Eye For Film >> Movies >> Wild Child (2008) Film Review
There are some films so high-concept that you practically need an oxygen mask to watch them; if the phrase “Clueless meets St Trinian’s” wasn’t mentioned during the pitching process I’ll eat my mortar board, with a side order of Latin primer.
Working Title’s tale of a Californian princess colliding head-on with a stuffy English boarding school certainly covers all the bases: fish out of water, Brits Versus Yanks, flawed but ultimately likeable central character learning life lessons and finding love... It’s a formula that’s stood them in good stead, through Love Actually and the brace of Bridget Jones’s all the way back to Four Weddings And A Funeral, but it’s beginning to feel like something of a standard template. And Wild Child’s similarity to their past successes only serves as a reminder that here the writing’s not as sharp and the characters not as strong as before.
The main character is Poppy (Roberts, last seen in Nancy Drew), a designer-clad, perpetually bored Valley Girl in a constant stop at her widowed dad (Quinn). Eventually, he loses patience and sends her to Abbey Mount School, a stately pile in the heart of Englandshire, in the hope that it will turn her into a proper young lady.

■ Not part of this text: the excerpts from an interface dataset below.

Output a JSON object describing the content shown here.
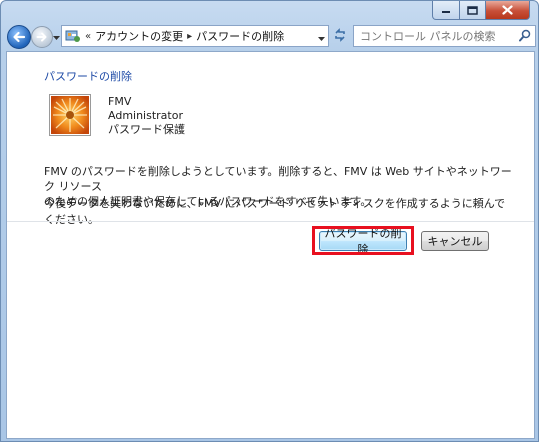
{
  "window": {
    "controls": {
      "minimize": "minimize-icon",
      "maximize": "maximize-icon",
      "close": "close-icon"
    }
  },
  "nav": {
    "back_icon": "back-arrow-icon",
    "forward_icon": "forward-arrow-icon",
    "address": {
      "overflow": "«",
      "crumbs": [
        "アカウントの変更",
        "パスワードの削除"
      ]
    },
    "search": {
      "placeholder": "コントロール パネルの検索"
    }
  },
  "page": {
    "title": "パスワードの削除",
    "account": {
      "name": "FMV",
      "type": "Administrator",
      "status": "パスワード保護"
    },
    "description_line1": "FMV のパスワードを削除しようとしています。削除すると、FMV は Web サイトやネットワーク リソース",
    "description_line2": "のための個人証明書や保存しているパスワードをすべて失います。",
    "description2": "今後データを失わないために、FMV にパスワード リセット ディスクを作成するように頼んでください。",
    "buttons": {
      "remove": "パスワードの削除",
      "cancel": "キャンセル"
    }
  },
  "colors": {
    "title": "#1e4aa6",
    "highlight": "#e8101f",
    "close_button": "#c74f38"
  }
}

Initially, of course, Poppy is appalled at a world where the nearest designer boutique is two weeks’ journey away, lights out is at 9.30 and there’s no vegan option at school dinners. She plots a way to get expelled, but gradually realises that her dormitory mates are a good bunch, a wallet full of credit cards isn’t the only way to have fun – and the headmistress’ son is very fanciable...
Yes, it’s straight from the screenwriters’ manual and the final outcome is as inevitable as a Zimbabwean election result, but there’s a fair degree of fun to be had along the way. All the stock characters are there (nerdy French master, strapping games mistress) but it doesn’t try over-hard to be trendy (which was St Trinian’s downfall) and full credit to the actors, junior and senior, for giving their roles some semblance of realism.
Like Alicia Silverstone’s character in Clueless, Poppy is essentially a good-hearted but lonely girl who needs proper friends rather than hangers-on and Roberts catches well that fragile air of not-quite-grown-up vulnerability. Her dorm buddies (displaying a range of ethnicities and regional accents, just in case you thought it was one of those horrible elitist English boarding schools) are an equally natural and engaging lot, and for all the script’s manipulations you will find yourself rooting for them at the end. Alex Pettyfer (fresh from Stormbreaker) as the resident heart-throb doesn’t have much to do but, like the House of Lords, he does it very well.
On the grown-up side there’s a solid midfield of Brit performers, including Shirley Henderson as a VERY scary Scottish matron and Nick Frost (a bid to lasso in the Shaun Of The Dead demographic?) as a camp hairdresser. And Natasha Richardson’s headmistress is exactly the sort of teacher you wish you’d had – stern but fair, realising that her school’s some way down the Ofsted tables but determined not to turn it into an assembly line of academically and socially correct clones.
In fact, one of the incidental pleasures of the film is examining its schizophrenic approach to the whole idea of boarding schools – wallowing in all the English Heritage trappings while being at pains to make clear that this one, at least, isn’t just a snobs’ breeding ground. It’s interesting that the one completely unsympathetic character, the ‘horridious’ head girl who makes Poppy’s life a misery and tries to ruin her romance, is a caricatured upper class twit with a nasty streak to boot.
But this isn’t a film that stands too much socio-political analysis. It’s not Zero De Conduite, or If...; but hey, you knew that already. From the more-fun-than-the-star supporting cast to the idyllic, USA-friendly view of Britain and the cannily-assembled feelgood soundtrack, this is one of those films that does exactly what it says on the tin. Having Richard Curtis on writing duties would have helped, but there are still enough good lines to make for a passable Friday night out. And it’s hard not to warm to any film that has a schoolgirl version of the “I’m Spartacus!” scene.Reviewed on: 14 Aug 2008